Stored data
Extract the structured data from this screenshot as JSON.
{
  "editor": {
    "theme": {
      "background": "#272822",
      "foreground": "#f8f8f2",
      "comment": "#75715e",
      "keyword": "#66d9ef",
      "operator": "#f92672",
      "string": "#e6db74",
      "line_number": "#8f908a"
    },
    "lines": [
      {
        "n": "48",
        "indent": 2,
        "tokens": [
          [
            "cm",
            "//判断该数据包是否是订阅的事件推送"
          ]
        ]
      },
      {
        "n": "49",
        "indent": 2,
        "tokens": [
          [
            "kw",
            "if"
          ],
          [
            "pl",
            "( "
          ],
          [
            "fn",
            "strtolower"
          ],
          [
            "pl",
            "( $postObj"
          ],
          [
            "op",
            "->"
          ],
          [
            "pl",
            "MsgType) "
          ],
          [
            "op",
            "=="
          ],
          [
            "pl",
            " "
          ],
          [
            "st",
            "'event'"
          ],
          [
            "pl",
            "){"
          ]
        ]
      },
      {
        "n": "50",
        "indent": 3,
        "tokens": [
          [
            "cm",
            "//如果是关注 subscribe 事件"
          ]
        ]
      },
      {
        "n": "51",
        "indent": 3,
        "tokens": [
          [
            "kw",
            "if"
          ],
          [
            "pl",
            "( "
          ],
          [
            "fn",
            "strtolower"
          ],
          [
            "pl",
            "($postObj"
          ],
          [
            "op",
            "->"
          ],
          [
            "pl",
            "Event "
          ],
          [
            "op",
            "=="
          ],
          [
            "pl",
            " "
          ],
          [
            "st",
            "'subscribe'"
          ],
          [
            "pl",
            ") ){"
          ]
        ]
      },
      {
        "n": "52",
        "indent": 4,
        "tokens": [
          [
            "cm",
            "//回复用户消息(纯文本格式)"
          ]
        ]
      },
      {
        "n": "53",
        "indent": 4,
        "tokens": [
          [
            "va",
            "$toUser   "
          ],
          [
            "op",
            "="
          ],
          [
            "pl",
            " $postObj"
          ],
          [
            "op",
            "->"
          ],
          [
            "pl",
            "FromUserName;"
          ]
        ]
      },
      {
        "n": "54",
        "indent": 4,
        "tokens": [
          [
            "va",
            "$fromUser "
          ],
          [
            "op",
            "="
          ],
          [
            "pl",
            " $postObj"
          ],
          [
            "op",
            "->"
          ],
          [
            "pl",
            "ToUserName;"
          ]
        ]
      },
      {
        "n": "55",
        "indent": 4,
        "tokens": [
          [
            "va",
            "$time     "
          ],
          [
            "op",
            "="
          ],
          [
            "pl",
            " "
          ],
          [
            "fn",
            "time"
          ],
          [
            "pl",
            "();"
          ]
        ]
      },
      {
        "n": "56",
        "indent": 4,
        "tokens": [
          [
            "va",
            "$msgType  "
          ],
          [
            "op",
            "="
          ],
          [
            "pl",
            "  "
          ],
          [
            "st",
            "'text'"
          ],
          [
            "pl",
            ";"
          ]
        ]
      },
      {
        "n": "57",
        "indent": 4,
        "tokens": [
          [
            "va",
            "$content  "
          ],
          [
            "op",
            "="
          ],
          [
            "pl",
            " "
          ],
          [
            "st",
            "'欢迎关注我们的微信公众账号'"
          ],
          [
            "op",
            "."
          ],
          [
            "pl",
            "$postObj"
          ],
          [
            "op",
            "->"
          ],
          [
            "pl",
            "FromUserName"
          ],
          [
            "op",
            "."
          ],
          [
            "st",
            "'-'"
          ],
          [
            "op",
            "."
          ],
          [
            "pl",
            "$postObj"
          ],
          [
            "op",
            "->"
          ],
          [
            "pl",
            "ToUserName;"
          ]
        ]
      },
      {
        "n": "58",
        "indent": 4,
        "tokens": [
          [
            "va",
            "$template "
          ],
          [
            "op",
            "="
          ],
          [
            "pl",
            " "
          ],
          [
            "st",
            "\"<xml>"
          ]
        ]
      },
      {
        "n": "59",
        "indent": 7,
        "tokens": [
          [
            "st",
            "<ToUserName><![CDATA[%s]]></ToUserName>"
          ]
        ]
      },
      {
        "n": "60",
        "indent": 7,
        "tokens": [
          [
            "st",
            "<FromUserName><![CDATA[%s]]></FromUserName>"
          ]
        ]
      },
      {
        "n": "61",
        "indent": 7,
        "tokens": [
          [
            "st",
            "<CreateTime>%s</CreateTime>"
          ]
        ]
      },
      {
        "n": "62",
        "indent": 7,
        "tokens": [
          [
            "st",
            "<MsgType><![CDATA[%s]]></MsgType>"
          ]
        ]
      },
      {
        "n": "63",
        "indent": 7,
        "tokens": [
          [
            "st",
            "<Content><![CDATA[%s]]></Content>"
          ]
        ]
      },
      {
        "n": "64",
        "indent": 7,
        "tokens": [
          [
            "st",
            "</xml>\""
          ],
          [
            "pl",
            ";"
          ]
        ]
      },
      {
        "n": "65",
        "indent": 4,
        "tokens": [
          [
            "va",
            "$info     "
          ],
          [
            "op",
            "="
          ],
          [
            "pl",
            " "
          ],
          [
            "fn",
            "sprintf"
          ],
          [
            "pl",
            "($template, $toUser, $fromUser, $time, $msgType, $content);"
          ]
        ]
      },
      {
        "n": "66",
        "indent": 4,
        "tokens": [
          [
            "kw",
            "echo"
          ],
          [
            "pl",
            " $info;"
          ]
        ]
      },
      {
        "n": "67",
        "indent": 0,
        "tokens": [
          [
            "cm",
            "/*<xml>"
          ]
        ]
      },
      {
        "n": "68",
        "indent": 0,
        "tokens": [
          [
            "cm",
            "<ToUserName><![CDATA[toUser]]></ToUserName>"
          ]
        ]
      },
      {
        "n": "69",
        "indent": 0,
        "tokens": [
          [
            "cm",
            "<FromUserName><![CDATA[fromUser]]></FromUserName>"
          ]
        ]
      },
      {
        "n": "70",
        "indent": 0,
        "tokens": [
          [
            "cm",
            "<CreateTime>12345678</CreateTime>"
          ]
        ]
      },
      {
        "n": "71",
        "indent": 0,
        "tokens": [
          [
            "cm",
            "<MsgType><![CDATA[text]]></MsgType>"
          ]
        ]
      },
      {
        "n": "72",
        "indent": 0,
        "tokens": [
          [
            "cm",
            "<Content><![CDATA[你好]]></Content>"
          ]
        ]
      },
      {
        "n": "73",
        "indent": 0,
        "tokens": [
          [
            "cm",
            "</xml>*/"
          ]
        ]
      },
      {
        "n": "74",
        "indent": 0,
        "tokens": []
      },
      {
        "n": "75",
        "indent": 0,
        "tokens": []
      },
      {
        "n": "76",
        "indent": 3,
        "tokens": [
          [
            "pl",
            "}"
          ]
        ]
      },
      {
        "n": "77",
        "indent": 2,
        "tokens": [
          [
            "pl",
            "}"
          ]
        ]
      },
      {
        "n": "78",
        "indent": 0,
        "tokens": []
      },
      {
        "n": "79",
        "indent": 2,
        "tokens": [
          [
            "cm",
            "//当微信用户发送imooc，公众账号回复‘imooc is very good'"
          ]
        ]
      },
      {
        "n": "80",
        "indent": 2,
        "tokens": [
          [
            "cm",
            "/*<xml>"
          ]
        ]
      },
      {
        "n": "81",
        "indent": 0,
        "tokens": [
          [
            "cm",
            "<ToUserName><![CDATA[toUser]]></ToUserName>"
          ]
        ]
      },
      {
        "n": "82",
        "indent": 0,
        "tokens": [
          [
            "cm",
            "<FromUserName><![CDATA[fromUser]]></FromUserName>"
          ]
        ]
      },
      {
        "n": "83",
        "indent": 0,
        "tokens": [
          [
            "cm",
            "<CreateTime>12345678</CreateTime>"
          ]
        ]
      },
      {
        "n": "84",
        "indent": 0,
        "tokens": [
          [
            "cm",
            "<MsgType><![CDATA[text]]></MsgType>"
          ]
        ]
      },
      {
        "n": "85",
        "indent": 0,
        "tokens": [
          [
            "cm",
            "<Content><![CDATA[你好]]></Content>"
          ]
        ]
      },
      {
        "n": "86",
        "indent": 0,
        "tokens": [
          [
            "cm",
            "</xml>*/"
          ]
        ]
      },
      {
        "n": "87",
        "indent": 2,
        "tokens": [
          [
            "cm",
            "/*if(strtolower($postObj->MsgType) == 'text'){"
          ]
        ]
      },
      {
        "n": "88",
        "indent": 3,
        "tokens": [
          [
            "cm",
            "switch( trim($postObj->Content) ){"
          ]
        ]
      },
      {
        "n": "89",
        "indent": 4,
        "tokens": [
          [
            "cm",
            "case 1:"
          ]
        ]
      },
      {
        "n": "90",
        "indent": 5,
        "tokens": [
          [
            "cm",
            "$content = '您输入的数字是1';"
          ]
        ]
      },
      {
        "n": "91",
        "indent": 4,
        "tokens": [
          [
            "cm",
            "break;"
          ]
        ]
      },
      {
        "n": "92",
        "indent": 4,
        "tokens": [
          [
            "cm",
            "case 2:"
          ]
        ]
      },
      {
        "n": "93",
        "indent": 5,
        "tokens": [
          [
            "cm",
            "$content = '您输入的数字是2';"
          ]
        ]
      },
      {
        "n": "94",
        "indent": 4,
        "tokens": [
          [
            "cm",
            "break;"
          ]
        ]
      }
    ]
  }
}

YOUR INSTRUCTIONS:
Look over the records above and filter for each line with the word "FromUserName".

EXERCISE RESULT:
            "FromUserName;"
            "FromUserName"
            "<FromUserName><![CDATA[%s]]></FromUserName>"
            "<FromUserName><![CDATA[fromUser]]></FromUserName>"
            "<FromUserName><![CDATA[fromUser]]></FromUserName>"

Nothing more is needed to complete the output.